The Sun 101 was the title of Darren Bellingham’s presentation. Some fascinating statistics about our nearest star were brought to light. While we all know that the temperature at the centre of the sun is about 15 million degrees, such heat suddenly becomes more than an abstract sum when given the information that a single grain of sand that hot would cook a person at a distance of 150km!
The Sun was considered by Greek astronomers to be one of the seven planets (Greek planetes "wanderer"), after which the seven days of the week are still named in some languages. One of the first people in the Western world to offer a scientific explanation for the sun was the Greek philosopher Anaxagoras, who reasoned that it was a giant flaming ball of metal even larger than the Peloponnesus, and not the chariot of Helios. For teaching this heresy he was imprisoned by the authorities and sentenced to death (though later released through the intervention of Pericles).
The Sun is the star at the centre of our Solar system. It is a ball of plasma with a mass of about 2.0×1030 kg, just above that of an average star. The mass of the Sun is so much greater than that of the planets that the centre of mass of the solar system is within the bounds of the Sun itself. About 74% of its mass is hydrogen, with 25% helium and the rest made up of trace quantities of heavier elements. It is thought that the Sun is about 4.6 billion years old, and is about halfway through its main sequence evolution, during which nuclear fusion reactions in its core fuse hydrogen into helium. In about 5 billion years time the Sun will evolve into a red giant and then a white dwarf. Not being a solid body the Sun rotates faster at its equator (about 25 days) than it does at higher latitudes (about 35 days near its poles). The differential rotation of the Sun's latitudes causes its magnetic field lines to become twisted together over time, causing magnetic field loops to erupt from the Sun's surface and trigger the formation of the Sun's dramatic sunspots and solar prominences that can even affect the “space weather” and create the eery auroras on Earth . The magnetic field of the sun reverses each 11-year sunspot cycle. Its influence on the plasma in the interplanetary medium creates the largest structure in the Solar System, the heliospheric current sheet. The plasma in the interplanetary medium is also responsible for the strength of the Sun's magnetic field, which at the orbit of the Earth is now known to be over 100 times greater than originally anticipated. Not being a solid body also means the Sun does not have a definite boundary as rocky planets do. The density of its gases drops off at an exponential relationship with distance from the centre of the Sun. Most of the Sun's mass lies within about 0.7 radii of the centre. The Sun's radius is measured from centre to the edges of the photosphere, below which the gases are thick enough to be opaque. The corona is the extended outer atmosphere and is much larger in volume than the Sun itself and merges smoothly with the solar wind that fills the solar system.

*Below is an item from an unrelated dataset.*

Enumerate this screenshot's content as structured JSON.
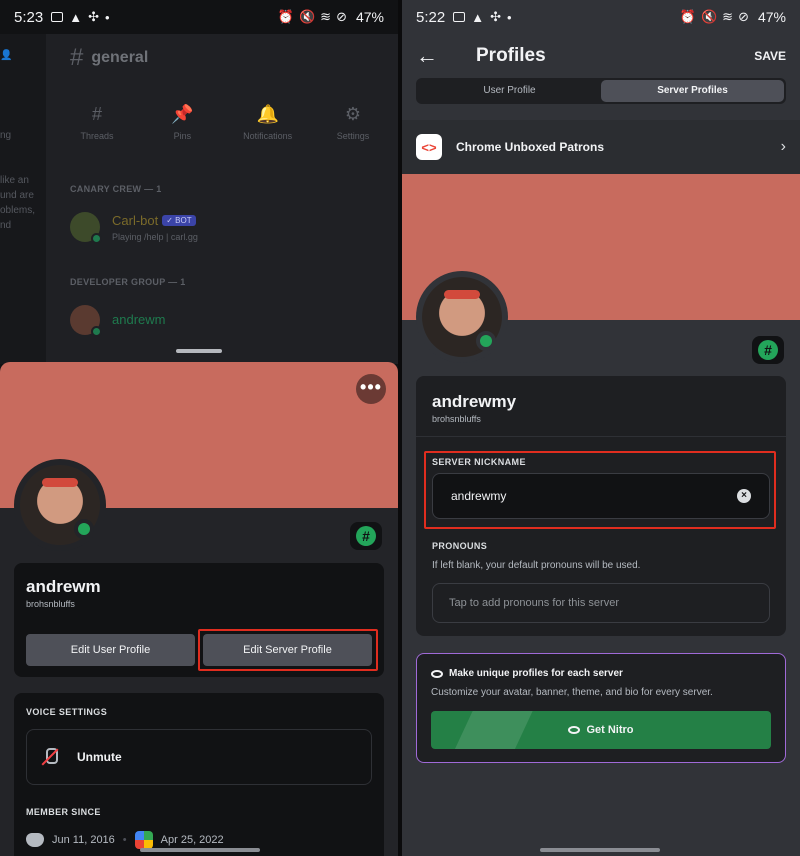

Although it is the nearest star to Earth and has been intensively studied by scientists for centuries, many questions about the Sun remain unanswered, such as why its outer atmosphere (the chromosphere) has a temperature of over 106 K whereas its visible surface (the photosphere) is just 6,000 K.
At the end of the talk many questions were asked of Darren, who was ably supported by Barry Adcock.